### INPUT DATA

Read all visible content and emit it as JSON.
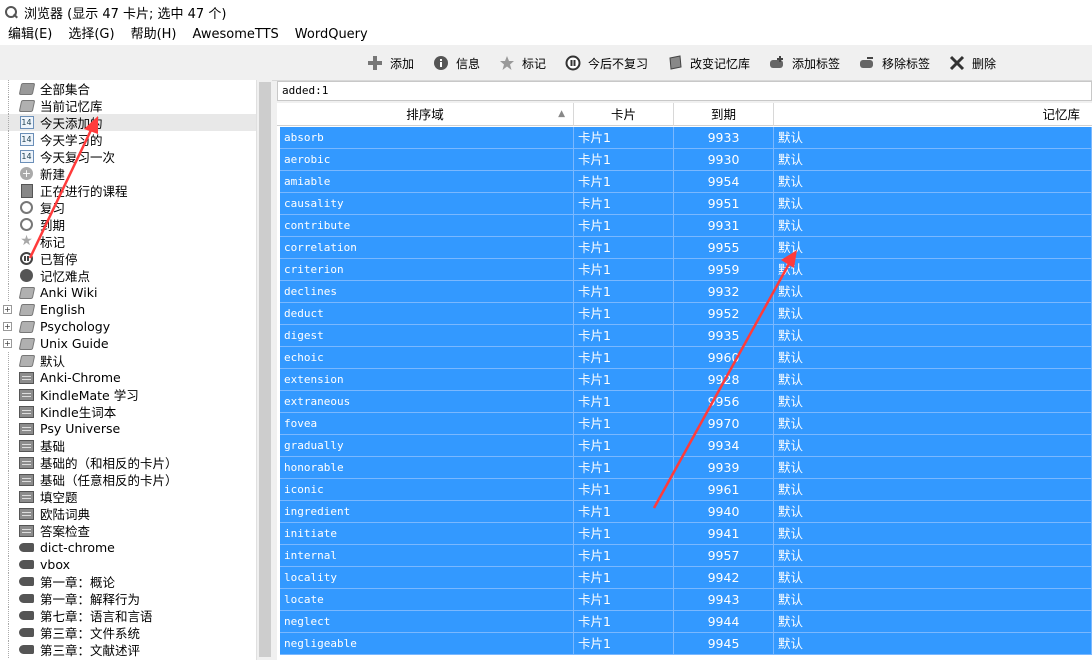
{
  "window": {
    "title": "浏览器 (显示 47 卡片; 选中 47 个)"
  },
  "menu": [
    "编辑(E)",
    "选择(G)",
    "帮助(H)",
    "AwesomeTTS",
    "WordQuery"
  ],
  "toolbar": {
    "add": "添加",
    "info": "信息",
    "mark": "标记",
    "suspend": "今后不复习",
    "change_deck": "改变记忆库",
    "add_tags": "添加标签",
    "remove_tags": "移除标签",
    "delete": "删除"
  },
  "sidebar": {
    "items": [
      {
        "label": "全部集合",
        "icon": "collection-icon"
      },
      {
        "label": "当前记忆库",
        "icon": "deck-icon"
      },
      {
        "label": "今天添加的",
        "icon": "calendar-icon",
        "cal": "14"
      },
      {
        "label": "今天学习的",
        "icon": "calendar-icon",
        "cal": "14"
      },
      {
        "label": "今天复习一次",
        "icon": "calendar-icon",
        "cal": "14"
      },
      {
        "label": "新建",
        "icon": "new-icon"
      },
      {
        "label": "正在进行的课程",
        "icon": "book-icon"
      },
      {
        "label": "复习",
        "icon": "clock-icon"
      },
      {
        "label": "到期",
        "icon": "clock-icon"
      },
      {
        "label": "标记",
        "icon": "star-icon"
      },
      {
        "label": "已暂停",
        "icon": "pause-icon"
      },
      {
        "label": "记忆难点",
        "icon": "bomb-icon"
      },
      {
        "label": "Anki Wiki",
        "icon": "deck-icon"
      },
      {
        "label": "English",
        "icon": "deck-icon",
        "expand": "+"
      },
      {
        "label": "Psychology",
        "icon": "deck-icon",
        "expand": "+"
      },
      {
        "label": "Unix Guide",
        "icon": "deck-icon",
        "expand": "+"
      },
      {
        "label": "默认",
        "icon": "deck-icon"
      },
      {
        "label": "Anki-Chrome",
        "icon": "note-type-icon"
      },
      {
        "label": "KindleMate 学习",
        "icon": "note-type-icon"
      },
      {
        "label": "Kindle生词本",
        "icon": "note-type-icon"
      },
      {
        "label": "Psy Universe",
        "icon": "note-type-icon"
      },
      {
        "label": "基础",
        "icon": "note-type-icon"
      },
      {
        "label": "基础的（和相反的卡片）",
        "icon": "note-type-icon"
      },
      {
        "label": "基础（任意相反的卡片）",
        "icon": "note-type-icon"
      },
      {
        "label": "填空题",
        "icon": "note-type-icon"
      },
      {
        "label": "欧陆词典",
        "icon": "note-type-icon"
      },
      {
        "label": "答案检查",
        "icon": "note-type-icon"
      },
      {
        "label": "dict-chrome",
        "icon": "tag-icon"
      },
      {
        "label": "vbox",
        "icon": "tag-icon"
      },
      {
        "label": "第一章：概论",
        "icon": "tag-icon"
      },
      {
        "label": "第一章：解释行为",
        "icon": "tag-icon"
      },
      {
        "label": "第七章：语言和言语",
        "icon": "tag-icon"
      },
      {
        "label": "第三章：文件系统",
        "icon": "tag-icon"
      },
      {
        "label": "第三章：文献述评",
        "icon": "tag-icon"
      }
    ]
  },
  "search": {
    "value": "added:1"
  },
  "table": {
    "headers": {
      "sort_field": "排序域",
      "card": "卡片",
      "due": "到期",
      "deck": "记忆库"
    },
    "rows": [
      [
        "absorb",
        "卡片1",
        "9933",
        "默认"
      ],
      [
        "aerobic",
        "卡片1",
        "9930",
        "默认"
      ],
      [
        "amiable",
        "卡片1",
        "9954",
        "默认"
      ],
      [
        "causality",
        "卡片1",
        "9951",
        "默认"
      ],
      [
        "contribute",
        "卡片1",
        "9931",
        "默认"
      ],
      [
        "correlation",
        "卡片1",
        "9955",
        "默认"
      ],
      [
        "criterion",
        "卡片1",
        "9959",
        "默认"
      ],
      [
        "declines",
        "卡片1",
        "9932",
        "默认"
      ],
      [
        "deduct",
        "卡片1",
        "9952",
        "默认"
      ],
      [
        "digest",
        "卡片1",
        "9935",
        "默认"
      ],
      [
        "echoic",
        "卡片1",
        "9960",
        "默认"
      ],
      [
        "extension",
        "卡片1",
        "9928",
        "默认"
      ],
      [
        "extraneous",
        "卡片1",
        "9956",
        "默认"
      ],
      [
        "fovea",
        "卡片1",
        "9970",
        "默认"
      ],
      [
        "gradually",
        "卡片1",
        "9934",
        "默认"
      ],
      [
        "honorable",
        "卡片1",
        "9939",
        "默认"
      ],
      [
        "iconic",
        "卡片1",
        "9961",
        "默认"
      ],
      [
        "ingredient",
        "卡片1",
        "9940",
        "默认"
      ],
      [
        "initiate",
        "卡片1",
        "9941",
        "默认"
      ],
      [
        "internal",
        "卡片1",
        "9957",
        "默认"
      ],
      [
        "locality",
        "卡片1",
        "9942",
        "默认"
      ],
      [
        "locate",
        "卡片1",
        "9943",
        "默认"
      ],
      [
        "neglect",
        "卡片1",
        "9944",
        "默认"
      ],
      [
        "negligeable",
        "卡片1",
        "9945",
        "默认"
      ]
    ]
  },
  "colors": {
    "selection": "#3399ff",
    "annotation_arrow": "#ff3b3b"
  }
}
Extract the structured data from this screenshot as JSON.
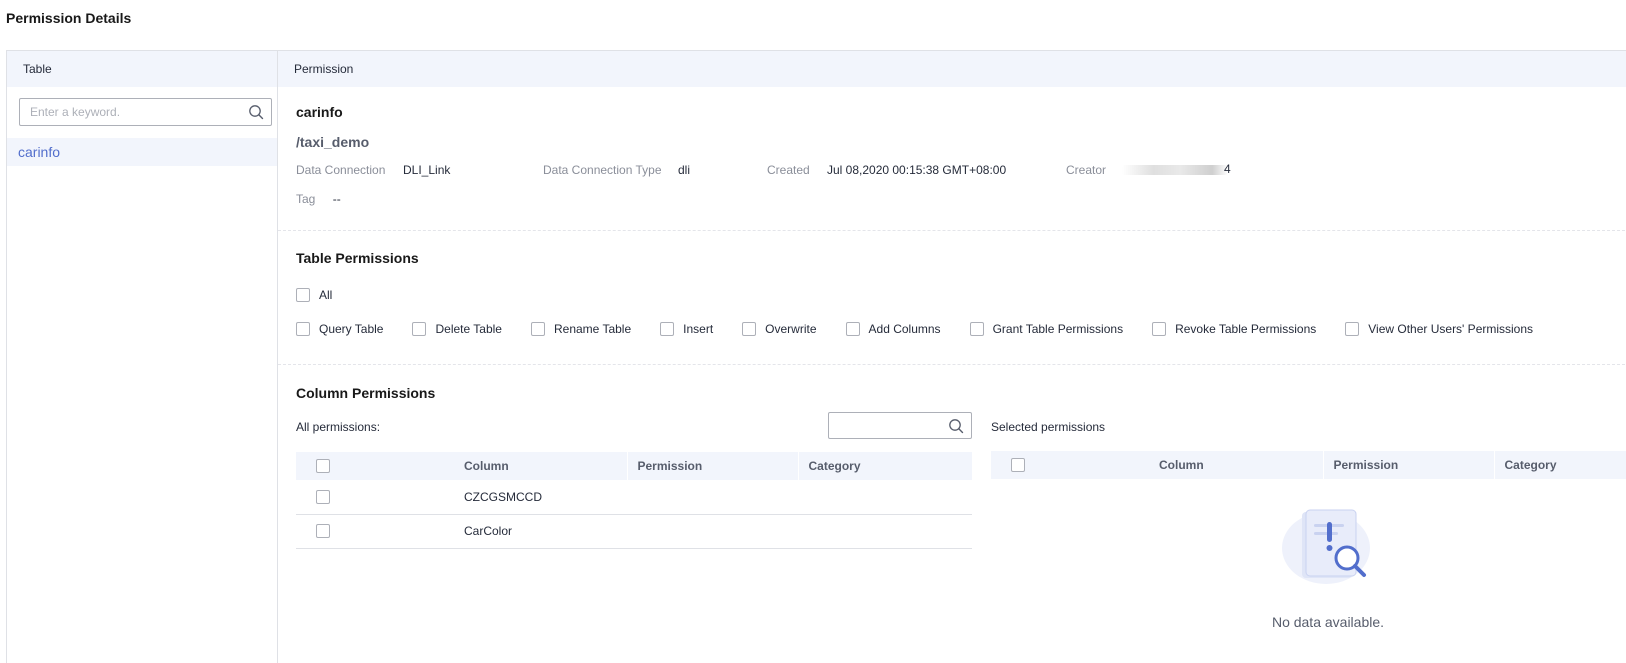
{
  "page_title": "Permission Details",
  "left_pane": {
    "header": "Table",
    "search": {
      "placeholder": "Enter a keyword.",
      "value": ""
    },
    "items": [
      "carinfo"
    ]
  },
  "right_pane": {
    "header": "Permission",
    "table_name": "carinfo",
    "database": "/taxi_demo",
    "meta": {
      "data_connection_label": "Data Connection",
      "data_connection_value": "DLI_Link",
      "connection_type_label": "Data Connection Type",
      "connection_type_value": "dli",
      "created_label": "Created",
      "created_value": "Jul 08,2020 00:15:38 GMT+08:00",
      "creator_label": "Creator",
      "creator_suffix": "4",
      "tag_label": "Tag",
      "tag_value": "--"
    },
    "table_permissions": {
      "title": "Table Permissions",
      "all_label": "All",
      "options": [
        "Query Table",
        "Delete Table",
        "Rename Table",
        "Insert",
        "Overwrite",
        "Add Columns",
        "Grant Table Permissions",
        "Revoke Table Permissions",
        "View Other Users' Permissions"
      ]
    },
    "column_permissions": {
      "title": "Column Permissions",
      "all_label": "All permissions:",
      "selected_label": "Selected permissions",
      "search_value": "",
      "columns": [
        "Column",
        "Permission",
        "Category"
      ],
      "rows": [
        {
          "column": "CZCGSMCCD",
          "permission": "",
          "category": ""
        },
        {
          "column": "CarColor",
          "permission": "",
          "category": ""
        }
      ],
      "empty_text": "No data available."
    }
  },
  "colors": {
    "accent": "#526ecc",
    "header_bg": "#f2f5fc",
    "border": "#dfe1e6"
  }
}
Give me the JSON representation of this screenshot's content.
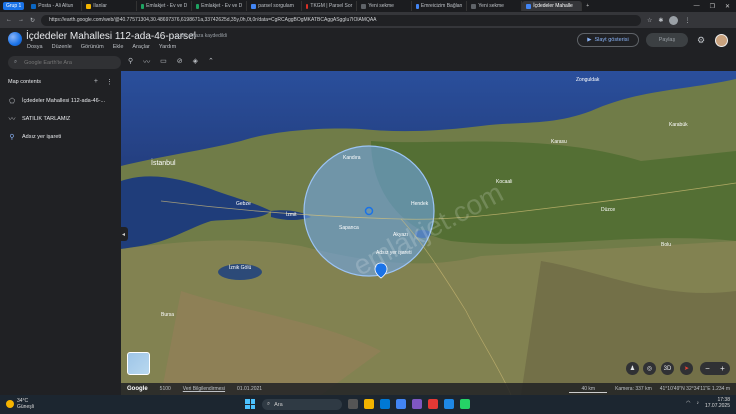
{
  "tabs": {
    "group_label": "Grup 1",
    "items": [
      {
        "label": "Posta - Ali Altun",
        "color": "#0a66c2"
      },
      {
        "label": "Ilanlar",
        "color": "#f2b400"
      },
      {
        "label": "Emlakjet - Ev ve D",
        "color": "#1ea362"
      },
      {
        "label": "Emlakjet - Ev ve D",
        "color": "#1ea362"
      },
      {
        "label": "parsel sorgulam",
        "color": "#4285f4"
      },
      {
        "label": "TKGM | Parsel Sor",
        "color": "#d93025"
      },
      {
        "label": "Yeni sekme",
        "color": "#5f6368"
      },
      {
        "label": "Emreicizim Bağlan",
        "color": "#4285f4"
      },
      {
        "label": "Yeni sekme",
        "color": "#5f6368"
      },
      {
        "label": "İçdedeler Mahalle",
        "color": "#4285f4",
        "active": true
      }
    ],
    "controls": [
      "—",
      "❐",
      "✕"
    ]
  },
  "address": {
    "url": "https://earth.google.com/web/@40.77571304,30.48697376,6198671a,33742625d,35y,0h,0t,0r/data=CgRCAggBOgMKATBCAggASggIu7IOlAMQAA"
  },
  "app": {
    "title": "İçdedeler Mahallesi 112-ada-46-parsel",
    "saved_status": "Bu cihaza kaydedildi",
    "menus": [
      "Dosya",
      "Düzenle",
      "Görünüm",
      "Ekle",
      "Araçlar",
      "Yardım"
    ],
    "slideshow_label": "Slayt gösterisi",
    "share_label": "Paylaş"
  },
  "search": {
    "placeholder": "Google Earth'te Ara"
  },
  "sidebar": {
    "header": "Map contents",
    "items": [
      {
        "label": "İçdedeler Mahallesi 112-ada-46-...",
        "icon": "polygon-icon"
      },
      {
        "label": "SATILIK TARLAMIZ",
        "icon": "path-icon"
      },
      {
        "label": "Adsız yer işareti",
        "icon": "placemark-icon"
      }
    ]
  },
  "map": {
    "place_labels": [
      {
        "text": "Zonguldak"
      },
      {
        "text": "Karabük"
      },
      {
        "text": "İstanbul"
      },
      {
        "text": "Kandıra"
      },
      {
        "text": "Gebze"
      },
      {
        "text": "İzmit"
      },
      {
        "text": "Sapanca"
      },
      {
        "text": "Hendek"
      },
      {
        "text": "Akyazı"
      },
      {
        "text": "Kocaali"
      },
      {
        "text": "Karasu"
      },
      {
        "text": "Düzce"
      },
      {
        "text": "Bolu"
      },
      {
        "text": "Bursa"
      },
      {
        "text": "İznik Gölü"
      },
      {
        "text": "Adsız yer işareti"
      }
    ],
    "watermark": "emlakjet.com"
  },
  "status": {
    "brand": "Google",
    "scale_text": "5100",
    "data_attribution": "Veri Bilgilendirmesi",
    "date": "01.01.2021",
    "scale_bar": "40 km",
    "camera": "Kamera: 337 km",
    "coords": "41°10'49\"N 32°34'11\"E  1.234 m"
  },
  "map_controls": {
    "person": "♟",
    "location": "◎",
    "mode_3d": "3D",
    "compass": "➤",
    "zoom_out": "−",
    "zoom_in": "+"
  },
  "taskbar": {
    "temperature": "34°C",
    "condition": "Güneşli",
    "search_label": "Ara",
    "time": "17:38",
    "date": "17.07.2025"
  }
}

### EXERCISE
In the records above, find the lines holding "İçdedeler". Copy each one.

### ANSWER SECTION
        "label": "İçdedeler Mahalle",
    "title": "İçdedeler Mahallesi 112-ada-46-parsel",
        "label": "İçdedeler Mahallesi 112-ada-46-...",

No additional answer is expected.